Why does it matter? It matters because how we read the text is how we think about God. And how we think about him will motivate how we approach him. Seedtime and harvest is guaranteed to approach him in a way not befitting of his holiness.
I think there is some confusion running loose with respect to the concept of the priesthood of the believer. The term was coined by the Reformers to distinguish the direct access believers have to Christ vs. their access to through clergy. This of course was in repudiation to the papists who claimed that they alone provided access contrary to Hebrews 4:14. Through this direct access, we serve as ministers of the gospel (2 Corinthians 5:18) and minister to one another (Colossians 3:15-16).

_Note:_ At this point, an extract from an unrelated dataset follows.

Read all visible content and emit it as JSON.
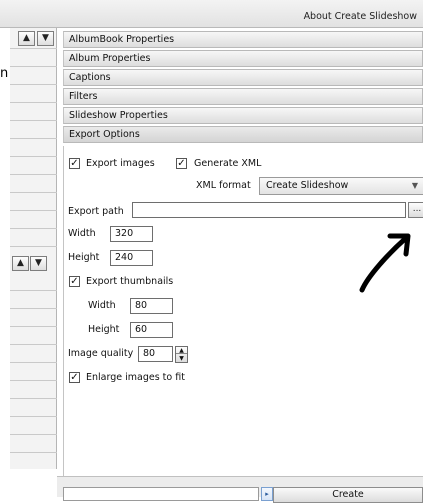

Increasingly, I am encountering a definition of the concept to mean a rejection of structured leadership in the church. Because we are priests with direct access to God, we minister to each other and do not need special offices that separate clergy from the rest of Christians, aka lay people. In some cases, it has come to mean that I am my own priest and therefore don’t need leadership at all.
I’m going to suggest that this idea finds no support in scripture. First, the idea that we are disconnected from the body life of the local church is foreign to our position in Christ and his command that we operate as his body. I know that many have been hurt by the local church and finding one that is honest to Scripture can take time.
Second, if we think just gathering by itself is sufficient and reject the idea of structured leadership, consider Ephesians 4:4-16. There is one body who is to walk according to its purpose, growing up together in Christ through specific means – “It was he who gave some to be apostles, some to be prophets, some to be evangelists, and some to be pastors and teachers (vs 11)” Continue reading
One of the books that we are critically reading through in my systematic theology colloquium class is Classic Christianity [Thomas Oden (2009) New York: Harper One Publishing] In the introductory section of Book 3 – Life in the Spirit, he takes a blow at modern revisions that want to eliminate masculine language in reference to God.
Grammatical heroics that attempt a complete withdrawal from masculine language are often rhetorically awkward, especially when nouns are repeated to avoid whatever gender pronoun might be regarded as offensive. Similar absurdities arise when verbs are preferred that require no object, where the odd repetition of the word ‘God’ is used to substitute for ‘he’, and direct address is shifted to ‘you’. The enthusiast is sorely tempted to rewrite scripture to gain a hearing with a particular audience.
But no one prays to an ‘it’, even if steeped in modernity. Liturgical ‘reforms’ that systematically expunge the name Father from all acts of Christian worship are unacceptable to most worshipping communities. The reason is deeper than egalitarian motivations, for Jesus repeatedly called God Father (Abba). This became a defining feature of his teaching (Mark 14:36; Rom. 8:15; Augustine, Epis. to Gal. 188.8.131.52). Continue reading